What is needed ▸
Once the pictures are set aside, reproduce the entries below exactly.

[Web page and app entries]

● ● ●

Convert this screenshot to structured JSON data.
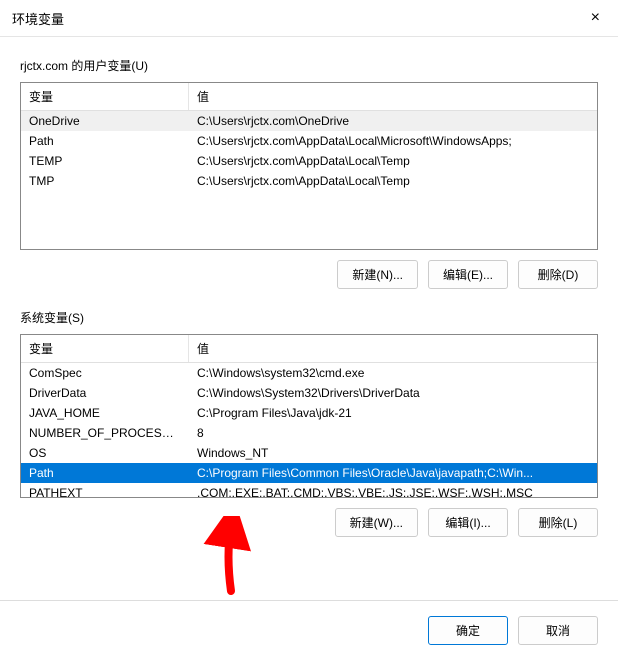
{
  "dialog": {
    "title": "环境变量",
    "close_icon": "×"
  },
  "user_section": {
    "label": "rjctx.com 的用户变量(U)",
    "header_name": "变量",
    "header_value": "值",
    "rows": [
      {
        "name": "OneDrive",
        "value": "C:\\Users\\rjctx.com\\OneDrive"
      },
      {
        "name": "Path",
        "value": "C:\\Users\\rjctx.com\\AppData\\Local\\Microsoft\\WindowsApps;"
      },
      {
        "name": "TEMP",
        "value": "C:\\Users\\rjctx.com\\AppData\\Local\\Temp"
      },
      {
        "name": "TMP",
        "value": "C:\\Users\\rjctx.com\\AppData\\Local\\Temp"
      }
    ],
    "buttons": {
      "new": "新建(N)...",
      "edit": "编辑(E)...",
      "delete": "删除(D)"
    }
  },
  "system_section": {
    "label": "系统变量(S)",
    "header_name": "变量",
    "header_value": "值",
    "rows": [
      {
        "name": "ComSpec",
        "value": "C:\\Windows\\system32\\cmd.exe"
      },
      {
        "name": "DriverData",
        "value": "C:\\Windows\\System32\\Drivers\\DriverData"
      },
      {
        "name": "JAVA_HOME",
        "value": "C:\\Program Files\\Java\\jdk-21"
      },
      {
        "name": "NUMBER_OF_PROCESSORS",
        "value": "8"
      },
      {
        "name": "OS",
        "value": "Windows_NT"
      },
      {
        "name": "Path",
        "value": "C:\\Program Files\\Common Files\\Oracle\\Java\\javapath;C:\\Win..."
      },
      {
        "name": "PATHEXT",
        "value": ".COM;.EXE;.BAT;.CMD;.VBS;.VBE;.JS;.JSE;.WSF;.WSH;.MSC"
      }
    ],
    "buttons": {
      "new": "新建(W)...",
      "edit": "编辑(I)...",
      "delete": "删除(L)"
    }
  },
  "dialog_buttons": {
    "ok": "确定",
    "cancel": "取消"
  },
  "colors": {
    "selection": "#0078d7",
    "arrow": "#ff0000"
  }
}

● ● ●

Reply ▸
Convert this screenshot to structured JSON data.
{
  "dialog": {
    "title": "环境变量",
    "close_icon": "×"
  },
  "user_section": {
    "label": "rjctx.com 的用户变量(U)",
    "header_name": "变量",
    "header_value": "值",
    "rows": [
      {
        "name": "OneDrive",
        "value": "C:\\Users\\rjctx.com\\OneDrive"
      },
      {
        "name": "Path",
        "value": "C:\\Users\\rjctx.com\\AppData\\Local\\Microsoft\\WindowsApps;"
      },
      {
        "name": "TEMP",
        "value": "C:\\Users\\rjctx.com\\AppData\\Local\\Temp"
      },
      {
        "name": "TMP",
        "value": "C:\\Users\\rjctx.com\\AppData\\Local\\Temp"
      }
    ],
    "buttons": {
      "new": "新建(N)...",
      "edit": "编辑(E)...",
      "delete": "删除(D)"
    }
  },
  "system_section": {
    "label": "系统变量(S)",
    "header_name": "变量",
    "header_value": "值",
    "rows": [
      {
        "name": "ComSpec",
        "value": "C:\\Windows\\system32\\cmd.exe"
      },
      {
        "name": "DriverData",
        "value": "C:\\Windows\\System32\\Drivers\\DriverData"
      },
      {
        "name": "JAVA_HOME",
        "value": "C:\\Program Files\\Java\\jdk-21"
      },
      {
        "name": "NUMBER_OF_PROCESSORS",
        "value": "8"
      },
      {
        "name": "OS",
        "value": "Windows_NT"
      },
      {
        "name": "Path",
        "value": "C:\\Program Files\\Common Files\\Oracle\\Java\\javapath;C:\\Win..."
      },
      {
        "name": "PATHEXT",
        "value": ".COM;.EXE;.BAT;.CMD;.VBS;.VBE;.JS;.JSE;.WSF;.WSH;.MSC"
      }
    ],
    "buttons": {
      "new": "新建(W)...",
      "edit": "编辑(I)...",
      "delete": "删除(L)"
    }
  },
  "dialog_buttons": {
    "ok": "确定",
    "cancel": "取消"
  },
  "colors": {
    "selection": "#0078d7",
    "arrow": "#ff0000"
  }
}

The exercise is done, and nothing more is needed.